ast year I took on a new student named Carol (not her real name), who told me a story that I want to share with you.
Carol had been riding for several years at the time, but she was struggling to feel connected with her horse. So she began working with trainers.
Still not seeing the results she wanted, she eventually decided to shell out the thousands of dollars to attend a big-name clinician’s weekend clinic.
She was so excited. She was finally going to get to work with the master, and hoped she would finally achieve the bond she had been seeking with her horse.
Now, I’m not going to mention any names, but this was a world-famous clinician whose methodology is based on taking a tough stance with your horse.
He insists that the only way to deal with a difficult horse is to be the “alpha.” To force your horse to respect you.
Well, about halfway through the weekend, this famous clinician wanted Carol to perform a maneuver she wasn’t comfortable with.
Carol voiced her objections, but the clinician waved them off dismissively. He told her to just “man up,” stop being a “fairy,” and force her horse to do what she wanted.
There were about ten other horse owners watching this exchange, and Carol felt embarrassed. Everyone else seemed fine with the exercise, but she knew it wasn’t a good idea for her and her horse…
But she didn’t want to have wasted her money. She didn’t want to embarrass herself in front of this famous clinician or the other students. So, against her better judgement, despite knowing she wasn’t ready… Carol gave in and did what he told her to.
She ended up getting thrown. She broke her wrist badly, and had to leave the clinic early.
See, Carol knew in her gut that what this clinician was asking her to do was a bad idea. But she fell prey to the same bully-techniques that so many horse owners do…
And it cost her dearly — in medical bills, in pain, and in a loss of confidence.
Now, to be fair, I wasn’t there that day with Carol, so I can’t speak to the word-for-word accuracy of this story… But I can tell you that the effect it had on Carol was very real.
She was shaken by this experience, and,even years later when she came to me for help, she was still clearly suffering from the hit to her confidence.
The thing is, this is not a unique story. I believe what Carol told me because I’ve heard similar stories from countless others who’ve trained with even the top-dog, world-famous trainers.
I’ve heard of broken arms, broken backs, public humiliation, and fear-based training tactics that put both horse AND rider in a dangerous position.
All this evidence seemed to be screaming at me: “There HAS to be a better way.”
So, I began digging. And as is so often the case, the truth came out when I started to follow the money.
If you take a look at the typical cycle of horse ownership, it often looks something like this…
You buy a horse. You’re excited and passionate about them at the start. You look forward to the fun times you’ll have together and the relationship you’ll build.

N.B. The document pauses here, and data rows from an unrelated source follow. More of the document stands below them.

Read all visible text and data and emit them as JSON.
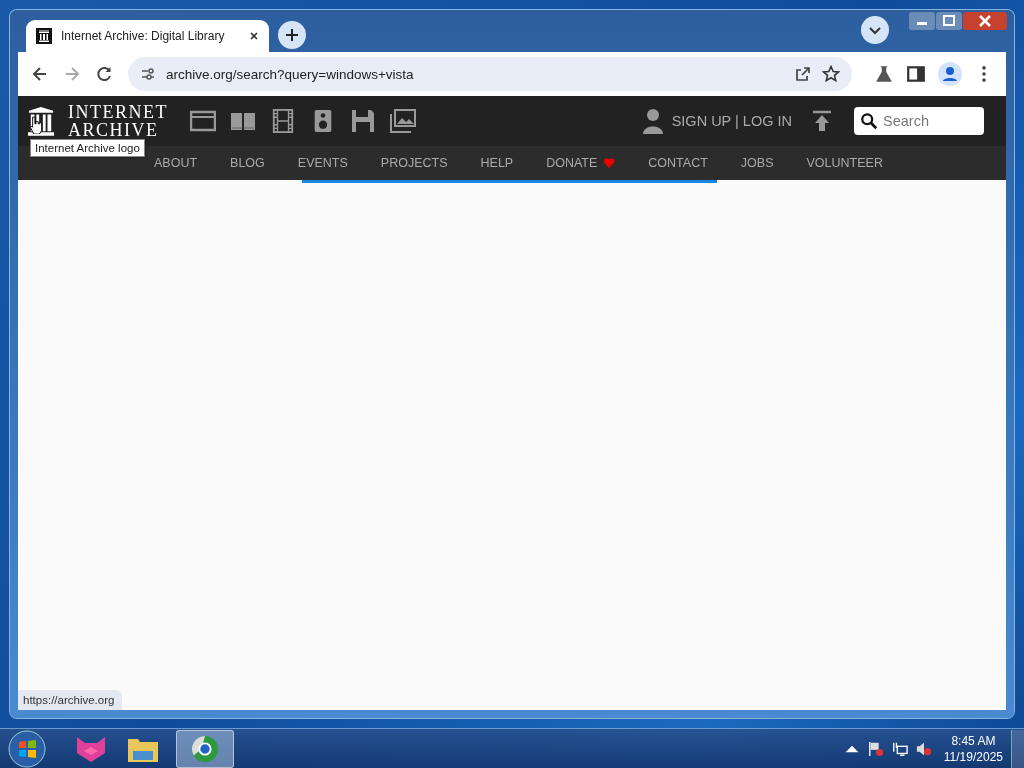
{
  "browser": {
    "tab": {
      "title": "Internet Archive: Digital Library "
    },
    "address": "archive.org/search?query=windows+vista",
    "status_url": "https://archive.org"
  },
  "site": {
    "logo_lines": [
      "INTERNET",
      "ARCHIVE"
    ],
    "tooltip": "Internet Archive logo",
    "account": "SIGN UP | LOG IN",
    "search": {
      "placeholder": "Search"
    },
    "nav": [
      {
        "label": "ABOUT",
        "heart": false
      },
      {
        "label": "BLOG",
        "heart": false
      },
      {
        "label": "EVENTS",
        "heart": false
      },
      {
        "label": "PROJECTS",
        "heart": false
      },
      {
        "label": "HELP",
        "heart": false
      },
      {
        "label": "DONATE",
        "heart": true
      },
      {
        "label": "CONTACT",
        "heart": false
      },
      {
        "label": "JOBS",
        "heart": false
      },
      {
        "label": "VOLUNTEER",
        "heart": false
      }
    ]
  },
  "taskbar": {
    "apps": [
      {
        "kind": "cat",
        "selected": false
      },
      {
        "kind": "folder",
        "selected": false
      },
      {
        "kind": "browser",
        "selected": true
      }
    ],
    "clock": {
      "time": "8:45 AM",
      "date": "11/19/2025"
    }
  }
}
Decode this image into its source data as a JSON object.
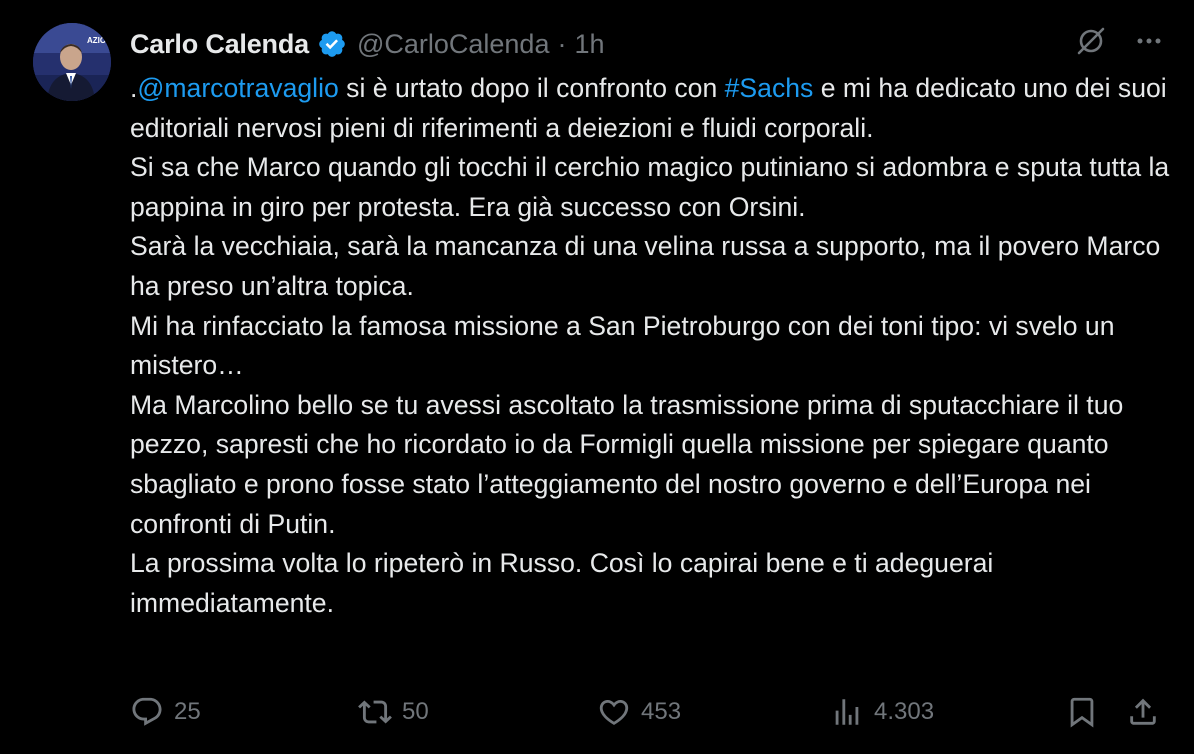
{
  "author": {
    "display_name": "Carlo Calenda",
    "handle": "@CarloCalenda",
    "separator": "·",
    "time": "1h",
    "avatar_text": "AZIONE"
  },
  "colors": {
    "background": "#000000",
    "text": "#e7e9ea",
    "secondary": "#71767b",
    "link": "#1d9bf0",
    "verified": "#1d9bf0"
  },
  "icons": {
    "verified": "verified-badge-icon",
    "grok": "grok-icon",
    "more": "more-icon",
    "reply": "reply-icon",
    "repost": "repost-icon",
    "like": "like-icon",
    "views": "views-icon",
    "bookmark": "bookmark-icon",
    "share": "share-icon"
  },
  "tweet": {
    "p1_prefix": ".",
    "mention": "@marcotravaglio",
    "p1_mid": " si è urtato dopo il confronto con ",
    "hashtag": "#Sachs",
    "p1_suffix": " e mi ha dedicato uno dei suoi editoriali nervosi pieni di riferimenti a deiezioni e fluidi corporali.",
    "p2": "Si sa che Marco quando gli tocchi il cerchio magico putiniano si adombra e sputa tutta la pappina in giro per protesta. Era già successo con Orsini.",
    "p3": "Sarà la vecchiaia, sarà la mancanza di una velina russa a supporto, ma il povero Marco ha preso un’altra topica.",
    "p4": "Mi ha rinfacciato la famosa missione a San Pietroburgo con dei toni tipo: vi svelo un mistero…",
    "p5": "Ma Marcolino bello se tu avessi ascoltato la trasmissione prima di sputacchiare il tuo pezzo, sapresti che ho ricordato io da Formigli quella missione per spiegare quanto sbagliato e prono fosse stato l’atteggiamento del nostro governo e dell’Europa nei confronti di Putin.",
    "p6": "La prossima volta lo ripeterò in Russo. Così lo capirai bene e ti adeguerai immediatamente."
  },
  "actions": {
    "replies": "25",
    "reposts": "50",
    "likes": "453",
    "views": "4.303"
  }
}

And, because it’s best practice, you send that horse off to a trainer who will “put some work in” and send the horse back to you.
Then, maybe you have a few good days — or even a few good weeks — but eventually, problem behaviors start to pop up. Maybe you get hurt. So, you send them back to the trainer (or maybe even a different trainer) to put the fear of God back in them and fix the problem behavior.

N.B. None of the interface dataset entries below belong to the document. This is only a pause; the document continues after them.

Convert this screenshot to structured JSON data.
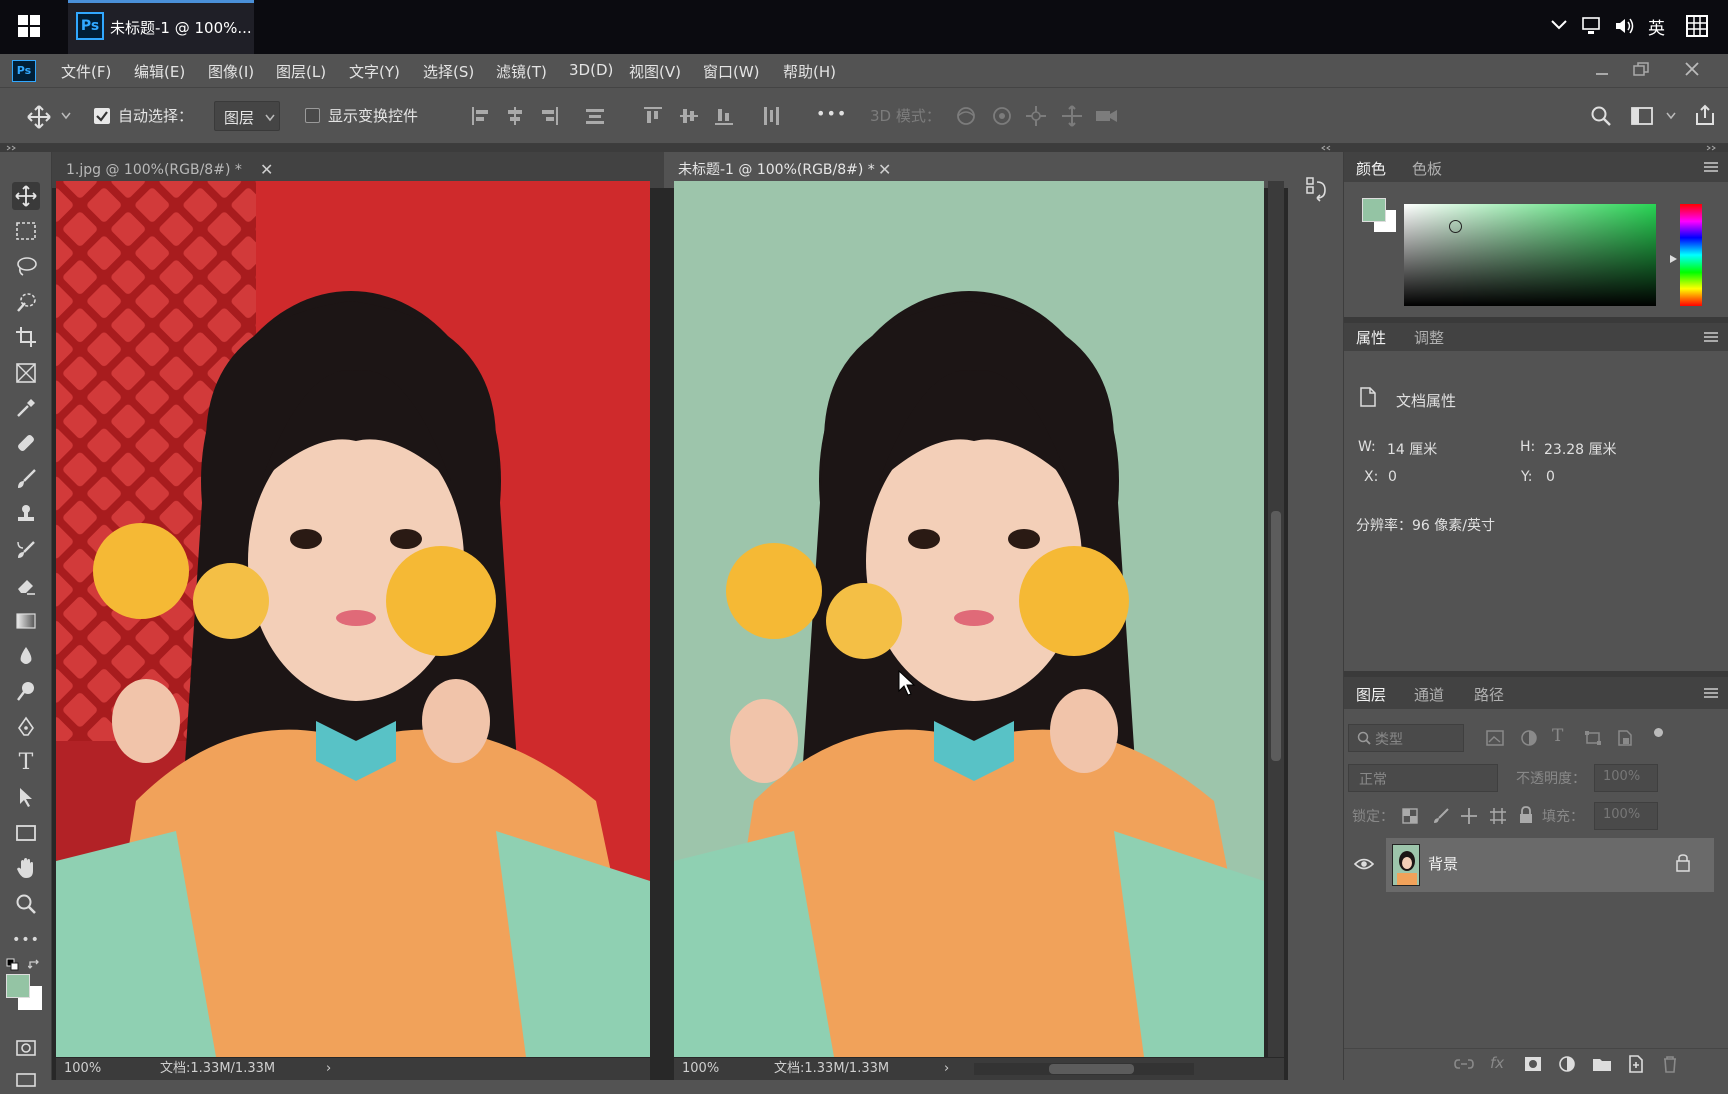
{
  "taskbar": {
    "app_icon_label": "Ps",
    "window_title": "未标题-1 @ 100%...",
    "tray_ime": "英"
  },
  "app": {
    "logo": "Ps"
  },
  "menu": [
    "文件(F)",
    "编辑(E)",
    "图像(I)",
    "图层(L)",
    "文字(Y)",
    "选择(S)",
    "滤镜(T)",
    "3D(D)",
    "视图(V)",
    "窗口(W)",
    "帮助(H)"
  ],
  "options": {
    "auto_select_label": "自动选择：",
    "auto_select_checked": true,
    "auto_select_target": "图层",
    "show_transform_label": "显示变换控件",
    "show_transform_checked": false,
    "more": "•••",
    "mode3d_label": "3D 模式："
  },
  "documents": [
    {
      "tab_label": "1.jpg @ 100%(RGB/8#) *",
      "active": false,
      "zoom": "100%",
      "doc_info": "文档:1.33M/1.33M",
      "background": "red"
    },
    {
      "tab_label": "未标题-1 @ 100%(RGB/8#) *",
      "active": true,
      "zoom": "100%",
      "doc_info": "文档:1.33M/1.33M",
      "background": "#9dc5ab"
    }
  ],
  "color_panel": {
    "tabs": [
      "颜色",
      "色板"
    ],
    "foreground": "#94c4a4",
    "background": "#ffffff"
  },
  "properties_panel": {
    "tabs": [
      "属性",
      "调整"
    ],
    "title": "文档属性",
    "w_label": "W:",
    "w_value": "14 厘米",
    "h_label": "H:",
    "h_value": "23.28 厘米",
    "x_label": "X:",
    "x_value": "0",
    "y_label": "Y:",
    "y_value": "0",
    "resolution": "分辨率：96 像素/英寸"
  },
  "layers_panel": {
    "tabs": [
      "图层",
      "通道",
      "路径"
    ],
    "filter_placeholder": "类型",
    "blend_mode": "正常",
    "opacity_label": "不透明度：",
    "opacity_value": "100%",
    "lock_label": "锁定：",
    "fill_label": "填充：",
    "fill_value": "100%",
    "layers": [
      {
        "name": "背景",
        "visible": true,
        "locked": true
      }
    ]
  }
}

But the cycle repeats.
A few good rides, then the same old problems resurface. Eventually, you or your trainer might decide that it’s just a problem with your horse. They’re just too dangerous… Or, they need more training…
The sad truth is that many people go through this cycle 4-5 times before one of two things happens:
Either they sell their horse, or they put the horse out to pasture. In both cases, the bond you might have had with your horse is never achieved.
And sadly, the cycle often repeats itself all over again with a new horse. When that inevitably ends the same way, many give up on riding altogether.
This is NOT the outcome any one of us want.
But, if sending your horse off to a trainer isn’t the answer… then what are horse owners to do with problem horses?
Well, after years of investigating this problem and seeking a REAL solution (not just a solution that puts thousands in the pockets of big-name trainers)… I discovered a truth that the training world doesn’t want you to know:
In order to have a safe, bonded, and enjoyable relationship with your horse…
YOU have to train your horse yourself.
No one can build YOUR relationship with YOUR horse for you — not me, not your trainer, not even the young kid down the roads that bounces really good.
And… NO! You are not too old to do this!
In the next section I’m going to tell you the story of Susan, who nearly had to give up riding altogether after some bad accidents… That is, until she discovered the incredible truth that I just shared with you.